- Opening Delimiter -
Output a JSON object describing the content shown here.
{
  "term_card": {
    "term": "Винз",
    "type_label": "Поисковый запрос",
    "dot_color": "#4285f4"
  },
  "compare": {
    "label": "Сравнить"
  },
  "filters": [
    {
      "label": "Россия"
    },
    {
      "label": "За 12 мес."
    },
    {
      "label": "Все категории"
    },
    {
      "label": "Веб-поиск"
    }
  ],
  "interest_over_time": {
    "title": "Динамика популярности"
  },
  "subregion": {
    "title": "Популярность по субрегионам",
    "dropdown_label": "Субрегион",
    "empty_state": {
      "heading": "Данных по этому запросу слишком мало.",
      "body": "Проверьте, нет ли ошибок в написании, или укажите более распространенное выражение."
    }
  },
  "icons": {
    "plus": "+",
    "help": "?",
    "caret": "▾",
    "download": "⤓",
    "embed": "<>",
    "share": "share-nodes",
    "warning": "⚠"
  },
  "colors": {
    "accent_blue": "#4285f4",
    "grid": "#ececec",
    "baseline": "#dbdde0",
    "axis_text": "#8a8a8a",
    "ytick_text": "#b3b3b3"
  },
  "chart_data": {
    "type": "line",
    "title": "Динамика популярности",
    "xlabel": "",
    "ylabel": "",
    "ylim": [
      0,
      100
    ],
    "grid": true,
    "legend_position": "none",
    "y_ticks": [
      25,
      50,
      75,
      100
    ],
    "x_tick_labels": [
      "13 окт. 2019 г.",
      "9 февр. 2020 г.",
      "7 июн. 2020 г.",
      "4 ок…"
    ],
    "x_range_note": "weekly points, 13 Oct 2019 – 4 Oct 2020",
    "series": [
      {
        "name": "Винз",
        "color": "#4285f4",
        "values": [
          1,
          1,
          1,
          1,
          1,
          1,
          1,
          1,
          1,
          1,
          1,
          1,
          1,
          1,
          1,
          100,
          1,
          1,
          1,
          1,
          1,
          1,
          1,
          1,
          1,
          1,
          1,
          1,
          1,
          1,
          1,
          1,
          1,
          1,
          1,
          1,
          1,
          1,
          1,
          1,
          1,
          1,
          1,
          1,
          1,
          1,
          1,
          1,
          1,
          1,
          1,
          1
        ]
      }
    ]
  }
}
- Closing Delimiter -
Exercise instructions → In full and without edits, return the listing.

Task solution →
Output a JSON object describing the content shown here.
{
  "term_card": {
    "term": "Винз",
    "type_label": "Поисковый запрос",
    "dot_color": "#4285f4"
  },
  "compare": {
    "label": "Сравнить"
  },
  "filters": [
    {
      "label": "Россия"
    },
    {
      "label": "За 12 мес."
    },
    {
      "label": "Все категории"
    },
    {
      "label": "Веб-поиск"
    }
  ],
  "interest_over_time": {
    "title": "Динамика популярности"
  },
  "subregion": {
    "title": "Популярность по субрегионам",
    "dropdown_label": "Субрегион",
    "empty_state": {
      "heading": "Данных по этому запросу слишком мало.",
      "body": "Проверьте, нет ли ошибок в написании, или укажите более распространенное выражение."
    }
  },
  "icons": {
    "plus": "+",
    "help": "?",
    "caret": "▾",
    "download": "⤓",
    "embed": "<>",
    "share": "share-nodes",
    "warning": "⚠"
  },
  "colors": {
    "accent_blue": "#4285f4",
    "grid": "#ececec",
    "baseline": "#dbdde0",
    "axis_text": "#8a8a8a",
    "ytick_text": "#b3b3b3"
  },
  "chart_data": {
    "type": "line",
    "title": "Динамика популярности",
    "xlabel": "",
    "ylabel": "",
    "ylim": [
      0,
      100
    ],
    "grid": true,
    "legend_position": "none",
    "y_ticks": [
      25,
      50,
      75,
      100
    ],
    "x_tick_labels": [
      "13 окт. 2019 г.",
      "9 февр. 2020 г.",
      "7 июн. 2020 г.",
      "4 ок…"
    ],
    "x_range_note": "weekly points, 13 Oct 2019 – 4 Oct 2020",
    "series": [
      {
        "name": "Винз",
        "color": "#4285f4",
        "values": [
          1,
          1,
          1,
          1,
          1,
          1,
          1,
          1,
          1,
          1,
          1,
          1,
          1,
          1,
          1,
          100,
          1,
          1,
          1,
          1,
          1,
          1,
          1,
          1,
          1,
          1,
          1,
          1,
          1,
          1,
          1,
          1,
          1,
          1,
          1,
          1,
          1,
          1,
          1,
          1,
          1,
          1,
          1,
          1,
          1,
          1,
          1,
          1,
          1,
          1,
          1,
          1
        ]
      }
    ]
  }
}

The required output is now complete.